Other defencesTiny hairs at the entrance to the nose.
Cough and sneeze reflexes.
Think pair - shareUnder what circumstances might this first line of defence fail?
What might happen if bacteria manage to cross the barrier?
As a class try to come up with as many answers as possible
Ideas(may include cuts to the skin breaking the barrier, use of antibiotics killing off helpful bacteria, over-cleanliness, immune-compromised individuals etc). If bacteria cross the barrier this could lead to infection and further immune responses.
Inflammatory ResponsePrevents spread of injurious agents to adjacent tissues,disposes of pathogens and dead tissue cells,promotes tissue repair
Chilblains inflammation of the toes (or other extremities) caused by prolonged exposure to moisture and cold.
Acne inflammation of the skin caused by bacteria in the pores
Inflammation is a common response to bee/wasp stings
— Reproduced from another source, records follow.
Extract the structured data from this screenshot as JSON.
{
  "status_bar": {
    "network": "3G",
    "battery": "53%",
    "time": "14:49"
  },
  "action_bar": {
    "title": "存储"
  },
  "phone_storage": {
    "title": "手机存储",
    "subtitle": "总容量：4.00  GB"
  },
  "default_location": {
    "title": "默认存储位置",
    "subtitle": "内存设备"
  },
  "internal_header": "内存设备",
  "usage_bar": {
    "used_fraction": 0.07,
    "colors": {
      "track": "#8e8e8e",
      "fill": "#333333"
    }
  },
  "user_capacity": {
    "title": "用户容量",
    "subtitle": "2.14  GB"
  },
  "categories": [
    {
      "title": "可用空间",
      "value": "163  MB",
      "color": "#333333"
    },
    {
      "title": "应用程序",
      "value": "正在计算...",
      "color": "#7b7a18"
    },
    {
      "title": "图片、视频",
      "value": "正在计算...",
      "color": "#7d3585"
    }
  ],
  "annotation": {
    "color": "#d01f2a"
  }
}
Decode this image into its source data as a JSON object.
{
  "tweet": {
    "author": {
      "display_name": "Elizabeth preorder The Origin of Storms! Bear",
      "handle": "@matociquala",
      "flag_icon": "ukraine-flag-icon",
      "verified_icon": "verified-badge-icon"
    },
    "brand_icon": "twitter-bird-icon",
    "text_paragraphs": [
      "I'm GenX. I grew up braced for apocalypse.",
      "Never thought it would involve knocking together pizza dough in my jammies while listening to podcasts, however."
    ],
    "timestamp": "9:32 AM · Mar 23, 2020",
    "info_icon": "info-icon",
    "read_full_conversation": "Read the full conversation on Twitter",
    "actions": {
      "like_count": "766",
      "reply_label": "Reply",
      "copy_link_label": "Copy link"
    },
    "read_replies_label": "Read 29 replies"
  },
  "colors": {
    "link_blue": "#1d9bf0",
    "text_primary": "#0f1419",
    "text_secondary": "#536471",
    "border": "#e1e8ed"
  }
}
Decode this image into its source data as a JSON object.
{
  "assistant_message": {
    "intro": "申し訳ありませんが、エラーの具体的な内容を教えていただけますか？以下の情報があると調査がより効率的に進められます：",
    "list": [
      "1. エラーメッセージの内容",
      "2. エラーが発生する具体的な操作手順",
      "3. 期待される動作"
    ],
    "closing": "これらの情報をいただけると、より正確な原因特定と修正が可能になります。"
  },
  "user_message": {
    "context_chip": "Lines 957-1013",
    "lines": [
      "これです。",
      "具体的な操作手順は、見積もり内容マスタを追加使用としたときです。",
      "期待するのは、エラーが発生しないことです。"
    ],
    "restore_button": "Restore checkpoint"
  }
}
Tonsilitis inflammation of the tonsils
Mast cells are present in most tissues surrounding blood vessels and nerves, and are especially prominent near the boundaries between the outside world and the inside of our bodies, such as the skin, mucous in the lungs and digestive tract, as well as the mouth, conjunctiva, and nose.
They contain histamine and cytokines which cause the typical inflammatory response.
Non-specific inflammationThe inflammatory response is triggered when something breaks the skin.
Cytokines attract white blood cells called phagocytes to the area and the release of antimicrobial proteins or clotting elements to the damaged area.
Histamines are also released which cause the capillary to vasodilate and become more permeable.
Copy and complete the table
FunctionMast cellHistamineCytokinePhagocyteComplementClotting element
Once the bacterium is inside the phagocyte, lysosomes fuse with the vesicle, digesting the bacterium.VIDEOPhagocytes are cells which will engulf and digest a foreign particle such as bacteria.They recognise the foreign antigen molecules on its surface then bind with the bacterium and engulf it by endocytosis.
Natural killer cellsNatural killer (NK) cells are found in the blood and are constantly looking for signs of an infection. They can also release cytokines but they have an important role in destroying a pathogen-infected cell.They look for a cell which has not got the normal surface antigens or self antigens and knows that it must be infected. It then destroys it with self-destructive enzymes perforating the plasma membrane, bursting it, a process called apoptosis.
Non-specific defencesPhysical and chemical defencesEpithelial cellsInflammatory responseMast cells- histamine and cytokinesNon-specific cellular responsesPhagocytosis-phagocytescytokinesNK cells- apoptosis cytokines
For indiscriminate killing of pathogens$10,000 REWARDPhagocytes and natural killer cells Members of the notorious white blood cell gangWANTED!
Comic stripStudents will work with their shoulder partner to create a short comic strip telling the story of how their white blood cell ended up on a wanted poster.
The story must be biologically correct. Students must use class resources to help them.
You have 25 minutes to come up with a storyline and produce a brief outline of your comic.
Choose eitherPhagocytes NK
QuestionsName a secretion made by the epithelial cells lining the inside of the body.What name is given to the immediate response of the body to a cut?What are mast cells?Why do the capillaries vasodilate?What general name do we give disease-causing organisms?Describe what an antigen is made of and where it is found.What is the name of the cell signalling molecule produced by many immune cells?
QuestionsDescribe the process of phagocytosis.What are NK cells?Describe the stages involved in apoptosis.
Task Create a Glossary table for the below words including their definitionsEpithelial cellsInflammatory responsePathogenAntigenNon-selfMast cellsHistaminesCytokinesVasodilation PermeabilityPhagocytesLysosomesNatural killer cellsApoptosis